It's fascinating to see the musical memory and progression over the years of Suzuki string students. The repertoire becomes like a language for them, and they refine new techniques using previously learned pieces.
Steve--been looking for subject matter for painting L Superior. Maybe a photo would work for a pastel or drawing in some form.
Clyde -- how would I get photos to you?
Thanks for the comment, "Hodgram".
The 1973 canoe trip episode with the Breakfast Hymn comes from an LP called "A Prairie Home Album", produced by MPR back when it was still called MER (Minnesota Educational Radio). Our lp collection still has a handful of these beauties, several of them still in the original plastic wrap. Think we could sell them on EBay?
Why not auction them on here? Although we may be a cheap bunch; I know I am.
Steve--do you have versions you could scan and email? I'm not looking for big pix. Just an idea, not worht pursuing very far.
Try addressing the envelope -- Clyde de blogger the World.
Clyde -- so you are as famous as Mark Twain now?
Email is all I have. What I don't have is an address for you. Sometimes Dale acts as a middleman so the boogiemen lurking on the internet don't learn your address.
Cute, Donna. I sure am hoping we hear from you a lot during the summer.
I have about 5 email addresses. This one gets about 250 smapns a day because it is listed on three internet sites, where spiders find it. So how could it be worse.
Wow, Steve. Nice.
I once did a drawiRest of you. You should see the cabin and sunsets!!ng of a fishing skow in Door County.
Who designed the cabin?
Last post--I put the cursor in the wrong place. Corrected version with additions:
Wow, Steve. Nice.
I once did a drawing of a fishing skow in Door County, which I sent back to you.
Rest of you. You should see the cabin and sunsets!! Steve knows what he is doing with filters. Filters are an advanced art in photography.
Who designed the cabin?
Glad you liked that, Clyde (my ex never did).
Oh yeah, I'll be on here more often. Still finishing up some end of year stuff that was put on the back burner with my trip to TC's last weekend.
Wonder if Steve would let Dale post his cabin picture.
If I send a photo of Carlos, would you do a sketch for me?
Donna--sure, but I never said I was good; just willing. People are tought tough tough. But sure.

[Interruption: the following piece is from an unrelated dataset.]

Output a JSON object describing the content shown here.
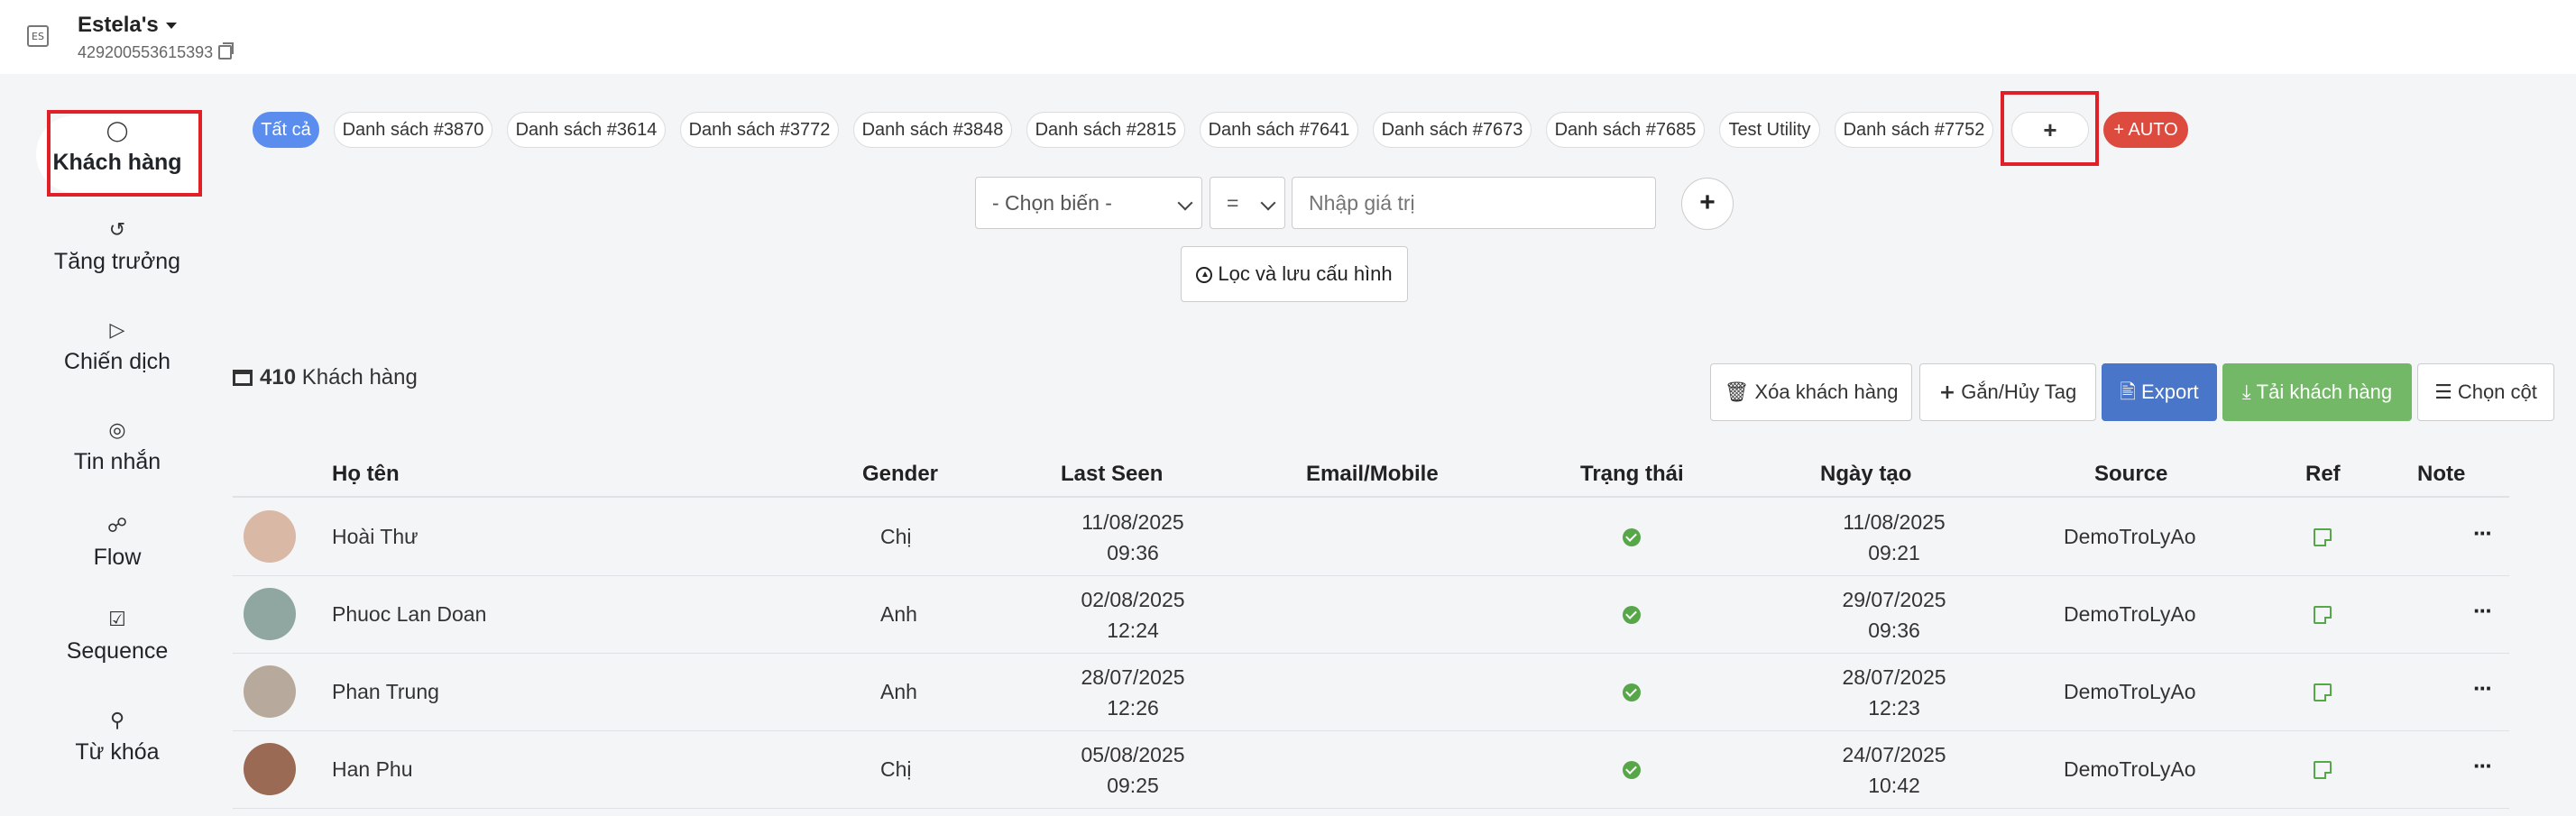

Donna-I think the more germane question will be ,"Is Carlos willing?"
First heard Bill and the Sorry Muthas at a lightly attended outdoor concert at South Dakota State University in Brookings back in Spring 1971. It was the most fun and memorable concert of my years there. About three years ago, I talked to Bill after a state fair Heritage Square performance and I was surprised that he remembered so much about that particular concert out on the prairie.
Weird -- I remember the Sorry Muthas. My oldest sister had their Volume III album (which I think was their only album -- the volume 3 thing was a joke as I remember). I still remember a couple of the songs ... "Give me a train with an all night bar, wherever I go it won't be too far./Come on and rock me to sleep in a Pullman Car, I'm going to ride those trains again."
Fun stuff ...
I'll just have to take a picture of C-man while he's sleeping. He sleeps like a log so it'll be a cinch to scotch tape his eyes open.
Beth-Ann--aren't you curious what she is going to come up with? She no doubt pictures Guy Williams. I will draw Henry Calvin.
Way off topic, but the Sorry Mothas reminded me of a guy I knew named Bruce Purucker, who was of course nicknamed "Mother."